• **Aim of the task**: Show each line from the listing that includes the word "members".
▽
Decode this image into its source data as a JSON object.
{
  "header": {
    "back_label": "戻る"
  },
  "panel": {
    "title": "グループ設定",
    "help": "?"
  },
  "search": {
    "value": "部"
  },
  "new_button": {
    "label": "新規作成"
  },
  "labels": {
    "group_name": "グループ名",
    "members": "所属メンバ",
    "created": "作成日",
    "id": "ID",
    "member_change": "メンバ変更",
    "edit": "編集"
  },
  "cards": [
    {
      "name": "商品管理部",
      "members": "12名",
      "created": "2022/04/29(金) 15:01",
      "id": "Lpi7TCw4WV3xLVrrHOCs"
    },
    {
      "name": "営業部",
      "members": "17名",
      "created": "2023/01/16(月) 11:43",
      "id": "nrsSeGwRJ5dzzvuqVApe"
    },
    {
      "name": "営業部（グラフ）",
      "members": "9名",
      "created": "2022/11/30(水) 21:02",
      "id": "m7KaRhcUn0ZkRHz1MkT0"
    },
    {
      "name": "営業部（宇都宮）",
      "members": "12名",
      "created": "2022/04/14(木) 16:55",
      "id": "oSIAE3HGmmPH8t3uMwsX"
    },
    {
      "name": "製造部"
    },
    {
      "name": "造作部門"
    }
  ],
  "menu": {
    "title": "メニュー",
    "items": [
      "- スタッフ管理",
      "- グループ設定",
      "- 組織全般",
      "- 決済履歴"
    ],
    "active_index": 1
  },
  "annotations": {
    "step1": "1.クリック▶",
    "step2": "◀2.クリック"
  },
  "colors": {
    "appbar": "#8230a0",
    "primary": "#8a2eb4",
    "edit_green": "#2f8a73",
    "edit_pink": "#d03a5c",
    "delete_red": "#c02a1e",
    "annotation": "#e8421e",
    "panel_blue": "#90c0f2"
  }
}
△
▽
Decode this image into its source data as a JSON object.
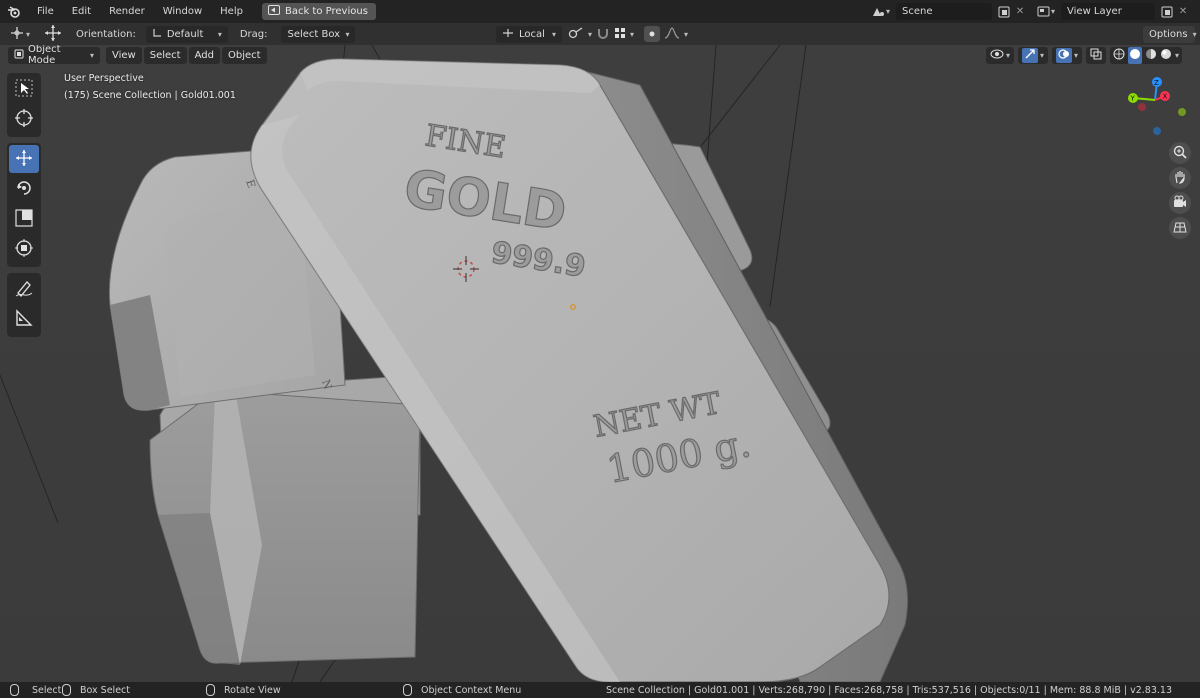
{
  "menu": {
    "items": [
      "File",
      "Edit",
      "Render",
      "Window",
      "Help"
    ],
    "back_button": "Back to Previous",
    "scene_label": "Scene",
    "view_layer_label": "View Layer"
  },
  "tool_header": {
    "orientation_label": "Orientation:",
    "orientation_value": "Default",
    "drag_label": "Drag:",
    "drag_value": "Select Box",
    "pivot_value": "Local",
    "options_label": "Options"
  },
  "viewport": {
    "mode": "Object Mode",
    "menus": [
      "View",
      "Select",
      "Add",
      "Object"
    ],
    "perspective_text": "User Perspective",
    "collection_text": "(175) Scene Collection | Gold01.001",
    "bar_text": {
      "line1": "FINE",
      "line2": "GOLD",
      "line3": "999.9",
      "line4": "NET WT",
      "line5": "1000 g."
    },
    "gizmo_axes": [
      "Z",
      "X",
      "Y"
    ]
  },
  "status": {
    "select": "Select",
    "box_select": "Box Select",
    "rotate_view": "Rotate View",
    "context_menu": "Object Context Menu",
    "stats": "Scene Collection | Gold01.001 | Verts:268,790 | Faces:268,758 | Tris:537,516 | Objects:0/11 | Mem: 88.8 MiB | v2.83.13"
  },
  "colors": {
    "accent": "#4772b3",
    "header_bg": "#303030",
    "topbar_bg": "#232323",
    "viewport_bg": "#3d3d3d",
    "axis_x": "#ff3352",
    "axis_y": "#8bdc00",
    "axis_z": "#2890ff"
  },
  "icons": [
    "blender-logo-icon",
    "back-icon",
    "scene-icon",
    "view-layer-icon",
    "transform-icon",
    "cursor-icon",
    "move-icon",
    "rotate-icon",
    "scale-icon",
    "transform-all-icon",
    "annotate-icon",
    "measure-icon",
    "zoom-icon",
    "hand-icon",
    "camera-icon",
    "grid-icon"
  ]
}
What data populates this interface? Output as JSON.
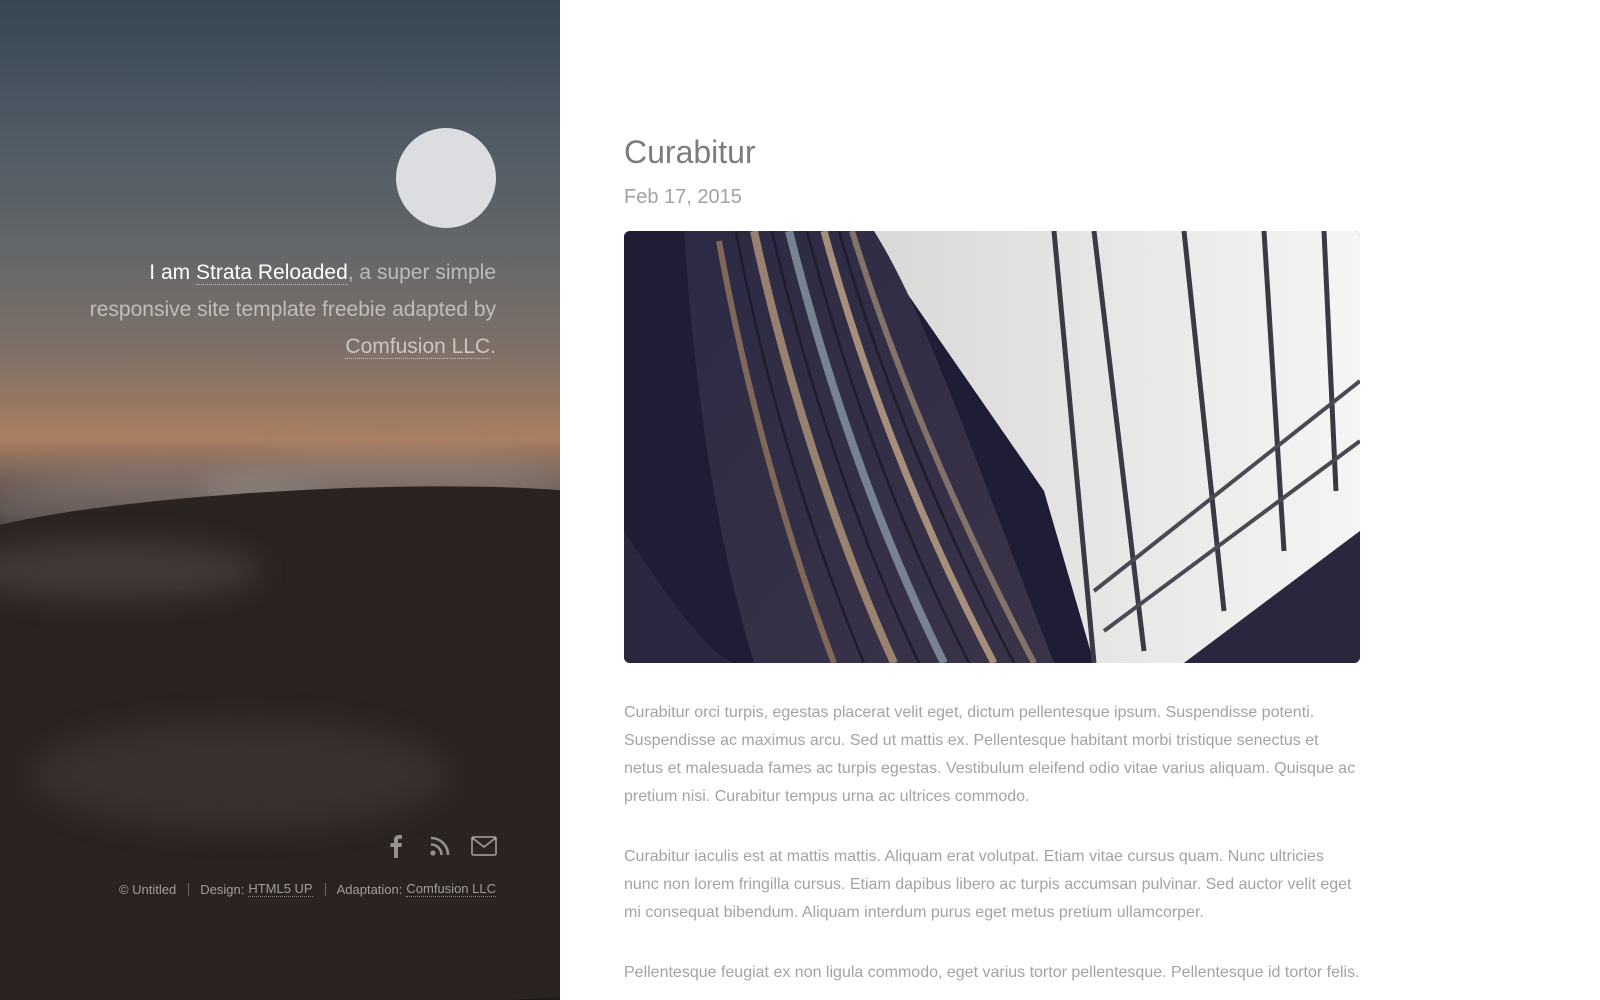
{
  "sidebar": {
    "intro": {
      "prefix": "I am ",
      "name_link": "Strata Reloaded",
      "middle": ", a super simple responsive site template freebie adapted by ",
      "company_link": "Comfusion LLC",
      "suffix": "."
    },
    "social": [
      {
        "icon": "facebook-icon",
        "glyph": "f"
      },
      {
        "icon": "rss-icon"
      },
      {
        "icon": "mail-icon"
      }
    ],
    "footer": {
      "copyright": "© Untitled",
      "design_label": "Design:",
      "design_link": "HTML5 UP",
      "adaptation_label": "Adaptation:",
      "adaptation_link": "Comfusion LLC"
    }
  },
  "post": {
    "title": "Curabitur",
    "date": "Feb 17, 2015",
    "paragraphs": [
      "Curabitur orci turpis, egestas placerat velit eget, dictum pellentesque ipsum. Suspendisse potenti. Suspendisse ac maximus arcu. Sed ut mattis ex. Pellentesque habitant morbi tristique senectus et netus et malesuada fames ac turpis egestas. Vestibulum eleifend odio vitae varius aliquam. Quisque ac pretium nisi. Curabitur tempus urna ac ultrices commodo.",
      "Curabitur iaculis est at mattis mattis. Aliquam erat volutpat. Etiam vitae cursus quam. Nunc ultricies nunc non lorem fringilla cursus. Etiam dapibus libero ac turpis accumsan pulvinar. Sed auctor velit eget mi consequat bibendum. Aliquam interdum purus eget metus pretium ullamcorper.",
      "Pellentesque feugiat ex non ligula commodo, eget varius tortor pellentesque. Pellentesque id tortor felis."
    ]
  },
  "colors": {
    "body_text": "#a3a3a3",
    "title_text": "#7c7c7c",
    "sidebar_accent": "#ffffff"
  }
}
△
• **Answer to this exercise**:
    "members": "所属メンバ",
      "members": "12名",
      "members": "17名",
      "members": "9名",
      "members": "12名",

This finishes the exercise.